Names in the News
Names in the News
Aug. 22, 1985
NEW YORK (AP) _ Rock star Prince says its lonesome at the top.
''To be perfectly honest, I wish more of my friends would come by,''the rocker who starred in the film ''Purple Rain'' said in an interview for the Sept. 12 issue of Rolling Stone.
On another subject, Prince said he does not regret sitting out the taping of ''We Are the World,'' the record which has raised an estimated $70 million for African famine relief.
''I think I did my part in giving my song (a tune he contributed to the USA for Africa album),'' Prince said. ''I hope I did my part. I think I did the best thing I could do.''
NEW YORK (AP) - Former automaker John De Lorean says he hasn't dated since his divorce, which left him ''devastated.''
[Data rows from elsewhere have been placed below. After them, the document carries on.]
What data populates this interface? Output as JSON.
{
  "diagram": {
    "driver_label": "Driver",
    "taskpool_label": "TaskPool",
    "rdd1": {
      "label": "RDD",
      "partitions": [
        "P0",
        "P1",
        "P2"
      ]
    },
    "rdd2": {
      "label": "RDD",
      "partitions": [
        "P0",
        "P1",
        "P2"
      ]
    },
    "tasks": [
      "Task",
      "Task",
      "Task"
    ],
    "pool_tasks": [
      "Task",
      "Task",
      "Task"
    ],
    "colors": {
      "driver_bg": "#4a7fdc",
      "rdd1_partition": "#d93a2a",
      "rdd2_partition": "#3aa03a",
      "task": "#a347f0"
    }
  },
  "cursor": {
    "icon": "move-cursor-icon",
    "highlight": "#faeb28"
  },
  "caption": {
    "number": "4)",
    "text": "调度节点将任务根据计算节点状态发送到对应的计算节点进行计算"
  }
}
''In fact, I feel like an animal in a cage that's been beaten and is sort of cowering in a corner. ... I'm badly hurt,'' he said in an interview for the October issue of Playboy magazine.
De Lorean, 60, and Cristina Ferrare Thomopoulos, 35, now a talk show host in Los Angeles, were married nearly 12 years and are battling in a New Jersey court over how to divide their property and custody of their two children.
She obtained a divorce in California in April and 12 days later married ABC executive Anthony Thomopoulos.
The De Loreans separated last year after he was acquitted of conspiring to sell $24 million worth of cocaine to save his failing auto business.
ATLANTA (AP) - Mayor Andrew Young decked out in a ''Supermayor'' T-shirt, shorts, oversized boxing gloves and a Georgia Tech helmet sparred for two rounds with Olympic bronze medalist Evander Holyfield.
Young on Wednesday was promoting the hometown debut of the 21-year-old Holyfield, who won his boxing medal in the 1984 Olympics and then signed a $1 million professional contract.
The Aug. 29 fight at the Omni sports complex features Holyfield against Franklin Otts of Lafayette, La.
SALT LAKE CITY (AP) - U.S. Chief Justice Warren Burger, chairman of the Commission on the Bicentennial of the U.S. Constitution, has meetings set this week to explore ways of marking the event.
Those scheduled to meet with Burger include Sen. Orrin Hatch, R-Utah, and commission member Obert C. Tanner, a Salt Lake City businessman.
Hatch authored legislation that created the panel and will represent Sen. Strom Thurmond, R-S.C., a commission member.
The Constitution was signed Sept. 17, 1787, in Philadelphia.
BANFF, Alberta (AP) - A heavy rainfall forced a change in transportation for Prince Philip and moved an unveiling ceremony indoors.
Officials called off helicopter trips to Lake Louise and Calgary and the prince traveled by car Wednesday.
A ceremony at which a plaque was unveiled to declare four mountain parks - Banff, Jasper, Kootenay and Yoho - world heritage sites was held in the Chateau Lake Louise.
JUNCTION CITY, Kan. (AP) - Sidney Sheldon usually sets his best-selling novels in Greece, Paris or other exotic locations, but this time, he's placing the heroine in northeast Kansas.
Sheldon, author of ''The Other Side of Midnight'' and ''Rage of Angels,'' spent two days this week visiting Junction City and Manhattan getting the ''touch and smell and feel'' of the area before beginning his eighth novel, which he expects to publish in 1987.
The heroine will grow up in Junction City and teach political science at Kansas State University in Manhattan before becoming involved in some sort of international intrigue, Sheldon said.
He said he picked Junction City, a town of 19,000 people, off the map because it is near the center of the nation.
''People here are as warm and friendly as anywhere in the world,'' Sheldon said. ''They made me feel very much at home.''